“Every way you slice it, the physical demand for the CBD market is much, much smaller” than its supply, Lerner said. “I’m a little surprised that retail prices have not started to come down yet. There’s so much competition.” She described the hemp market as “rife with desperate sellers and opportunist buyers” in her industry analysis in December of 2019.
“We are hearing that despite the losses people have had this year, they’re still going to increase plantings, and you have Texas, Florida, Wyoming and a bunch of late-comers that are just starting this crop year,” she said.
Even though Lerner believes that eventually the industrial hemp market will outperform the CBD market, she doesn’t predict it’ll happen until there is a further drop in prices.
“It’s a little bit chicken-and-egg,” she said. “There won’t be demand for it until prices drop, and people won’t be planting for the industrial fiber market until there’s huge demand for it, so we’ve got to get over that hump first.”

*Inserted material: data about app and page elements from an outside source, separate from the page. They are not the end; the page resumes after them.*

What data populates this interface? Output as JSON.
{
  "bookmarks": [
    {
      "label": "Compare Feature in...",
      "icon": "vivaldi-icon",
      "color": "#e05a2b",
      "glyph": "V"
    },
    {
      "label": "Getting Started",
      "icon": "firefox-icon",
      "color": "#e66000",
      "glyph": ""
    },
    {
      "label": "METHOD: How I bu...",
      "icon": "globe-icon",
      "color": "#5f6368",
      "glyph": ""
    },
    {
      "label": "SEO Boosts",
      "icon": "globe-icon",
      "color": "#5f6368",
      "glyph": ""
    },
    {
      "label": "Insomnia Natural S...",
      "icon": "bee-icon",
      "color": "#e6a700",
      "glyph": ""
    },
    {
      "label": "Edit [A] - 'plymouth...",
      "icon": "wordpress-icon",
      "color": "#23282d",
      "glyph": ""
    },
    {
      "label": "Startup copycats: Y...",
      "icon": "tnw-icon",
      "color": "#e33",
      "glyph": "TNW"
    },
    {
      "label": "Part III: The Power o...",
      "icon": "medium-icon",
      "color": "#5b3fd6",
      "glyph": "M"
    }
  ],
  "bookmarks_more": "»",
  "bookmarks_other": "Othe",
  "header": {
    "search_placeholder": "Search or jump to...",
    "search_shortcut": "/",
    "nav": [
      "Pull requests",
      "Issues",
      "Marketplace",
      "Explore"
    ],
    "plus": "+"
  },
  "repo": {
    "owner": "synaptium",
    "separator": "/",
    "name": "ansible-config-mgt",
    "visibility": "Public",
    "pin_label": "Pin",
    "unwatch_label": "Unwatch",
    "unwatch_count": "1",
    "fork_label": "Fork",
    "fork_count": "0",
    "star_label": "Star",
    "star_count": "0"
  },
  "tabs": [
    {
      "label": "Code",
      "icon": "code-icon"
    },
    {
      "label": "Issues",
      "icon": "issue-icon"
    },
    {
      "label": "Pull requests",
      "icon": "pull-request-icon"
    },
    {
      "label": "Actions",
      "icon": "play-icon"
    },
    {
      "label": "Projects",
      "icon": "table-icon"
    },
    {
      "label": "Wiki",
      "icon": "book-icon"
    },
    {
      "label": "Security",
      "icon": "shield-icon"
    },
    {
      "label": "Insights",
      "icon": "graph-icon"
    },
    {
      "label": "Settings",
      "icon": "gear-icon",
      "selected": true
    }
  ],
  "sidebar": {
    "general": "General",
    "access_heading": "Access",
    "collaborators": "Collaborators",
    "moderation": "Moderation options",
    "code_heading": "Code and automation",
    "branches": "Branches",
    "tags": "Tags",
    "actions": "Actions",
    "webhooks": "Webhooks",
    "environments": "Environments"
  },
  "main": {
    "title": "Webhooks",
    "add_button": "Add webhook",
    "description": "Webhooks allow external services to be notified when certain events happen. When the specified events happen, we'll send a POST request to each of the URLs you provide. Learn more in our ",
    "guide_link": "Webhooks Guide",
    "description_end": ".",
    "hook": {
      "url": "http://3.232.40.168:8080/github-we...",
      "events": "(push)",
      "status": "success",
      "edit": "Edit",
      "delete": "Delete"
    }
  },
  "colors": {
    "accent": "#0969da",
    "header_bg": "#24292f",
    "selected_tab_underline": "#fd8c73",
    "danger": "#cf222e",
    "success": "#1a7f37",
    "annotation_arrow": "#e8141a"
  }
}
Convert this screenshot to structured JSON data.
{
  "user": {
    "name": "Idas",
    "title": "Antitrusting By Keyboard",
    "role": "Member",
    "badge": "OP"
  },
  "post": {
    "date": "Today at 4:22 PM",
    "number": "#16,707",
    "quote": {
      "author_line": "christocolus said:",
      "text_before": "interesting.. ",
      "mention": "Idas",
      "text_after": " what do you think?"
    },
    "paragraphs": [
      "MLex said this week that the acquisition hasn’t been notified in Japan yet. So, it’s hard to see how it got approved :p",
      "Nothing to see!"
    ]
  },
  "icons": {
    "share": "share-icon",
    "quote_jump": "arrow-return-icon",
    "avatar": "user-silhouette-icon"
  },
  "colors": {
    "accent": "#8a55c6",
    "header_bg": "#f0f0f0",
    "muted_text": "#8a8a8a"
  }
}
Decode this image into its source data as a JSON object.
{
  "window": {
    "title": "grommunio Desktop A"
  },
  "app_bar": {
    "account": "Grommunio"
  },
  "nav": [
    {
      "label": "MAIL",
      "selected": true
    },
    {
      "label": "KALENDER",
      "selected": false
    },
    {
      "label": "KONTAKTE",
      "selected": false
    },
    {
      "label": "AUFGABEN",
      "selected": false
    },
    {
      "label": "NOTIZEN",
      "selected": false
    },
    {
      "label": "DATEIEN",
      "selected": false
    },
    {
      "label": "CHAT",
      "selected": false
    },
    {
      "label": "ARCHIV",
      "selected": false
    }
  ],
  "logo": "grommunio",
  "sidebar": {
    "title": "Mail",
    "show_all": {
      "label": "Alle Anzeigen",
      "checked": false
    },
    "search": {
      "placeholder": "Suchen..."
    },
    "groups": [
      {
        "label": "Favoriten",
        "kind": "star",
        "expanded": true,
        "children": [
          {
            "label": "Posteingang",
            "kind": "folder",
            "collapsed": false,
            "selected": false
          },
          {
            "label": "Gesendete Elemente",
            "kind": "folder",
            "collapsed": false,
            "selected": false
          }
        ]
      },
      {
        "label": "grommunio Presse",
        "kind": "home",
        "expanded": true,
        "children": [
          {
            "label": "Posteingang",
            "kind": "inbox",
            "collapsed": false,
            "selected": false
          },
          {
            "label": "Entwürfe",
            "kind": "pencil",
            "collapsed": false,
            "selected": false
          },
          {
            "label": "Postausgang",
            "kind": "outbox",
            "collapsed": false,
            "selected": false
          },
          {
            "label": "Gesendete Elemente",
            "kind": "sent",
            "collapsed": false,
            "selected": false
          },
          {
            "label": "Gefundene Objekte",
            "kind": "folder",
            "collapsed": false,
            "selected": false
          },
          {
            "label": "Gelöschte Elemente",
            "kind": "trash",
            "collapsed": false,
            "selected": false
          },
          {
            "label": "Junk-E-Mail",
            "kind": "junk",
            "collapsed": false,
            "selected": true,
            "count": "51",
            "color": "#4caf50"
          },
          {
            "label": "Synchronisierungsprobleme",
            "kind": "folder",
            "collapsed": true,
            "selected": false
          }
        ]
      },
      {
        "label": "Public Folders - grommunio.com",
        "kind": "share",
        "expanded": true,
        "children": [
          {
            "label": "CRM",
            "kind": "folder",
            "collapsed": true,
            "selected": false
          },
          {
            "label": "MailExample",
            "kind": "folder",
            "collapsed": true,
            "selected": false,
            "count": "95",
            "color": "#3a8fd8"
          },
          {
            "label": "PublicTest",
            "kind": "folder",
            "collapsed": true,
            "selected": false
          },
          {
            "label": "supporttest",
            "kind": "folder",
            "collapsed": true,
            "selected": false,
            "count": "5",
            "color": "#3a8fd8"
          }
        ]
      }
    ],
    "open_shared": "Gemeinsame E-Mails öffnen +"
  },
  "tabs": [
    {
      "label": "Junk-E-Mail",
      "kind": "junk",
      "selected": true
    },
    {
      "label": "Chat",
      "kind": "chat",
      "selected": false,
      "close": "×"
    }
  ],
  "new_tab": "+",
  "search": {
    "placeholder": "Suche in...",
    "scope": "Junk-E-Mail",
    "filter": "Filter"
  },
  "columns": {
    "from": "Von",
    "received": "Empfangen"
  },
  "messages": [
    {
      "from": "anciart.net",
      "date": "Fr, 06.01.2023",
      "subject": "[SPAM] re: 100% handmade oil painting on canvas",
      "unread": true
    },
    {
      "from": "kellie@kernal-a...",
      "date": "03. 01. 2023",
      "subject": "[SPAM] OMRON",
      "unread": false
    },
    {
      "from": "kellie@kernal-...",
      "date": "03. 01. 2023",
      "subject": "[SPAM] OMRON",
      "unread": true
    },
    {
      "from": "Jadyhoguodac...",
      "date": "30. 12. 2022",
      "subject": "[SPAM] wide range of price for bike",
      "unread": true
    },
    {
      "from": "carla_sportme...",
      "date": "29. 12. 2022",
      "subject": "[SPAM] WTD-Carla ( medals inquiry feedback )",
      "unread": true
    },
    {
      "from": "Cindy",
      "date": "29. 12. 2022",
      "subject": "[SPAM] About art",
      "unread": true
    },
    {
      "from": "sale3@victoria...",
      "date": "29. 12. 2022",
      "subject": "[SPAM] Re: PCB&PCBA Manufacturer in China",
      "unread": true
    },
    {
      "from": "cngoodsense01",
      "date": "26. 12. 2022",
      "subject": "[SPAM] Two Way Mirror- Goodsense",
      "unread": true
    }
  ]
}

Moreover, it’s not just the CBD market seeing a drop in demand. Prices for cannabis have also dropped in most US states. According to an analysis from LeafLink, a wholesale cannabis marketplace, pricing fell in every state in which cannabis is legal except for Washington and Oregon. It was also reported that prices dropped in all marijuana categories except for ingestibles and edibles.
North of the US, in Canada, the opposite trend is taking place. According to Bloomberg: “A gram of black-market pot was C$4.57 cheaper on average than a gram of legal pot in the fourth quarter, according to crowd-sourced data gathered by Canada’s national statistics agency. That’s up from a gap of C$4.47 in the third quarter and C$3.25 in the final quarter of 2018, when the country first legalized recreational pot.”
This, though, has stirred up its own dilemmas in the nation. Particularly, a growing price gap in black market and legal market cannabis products makes it difficult for legal marijuana companies and dispensaries to compete with the black market’s cheaper offerings.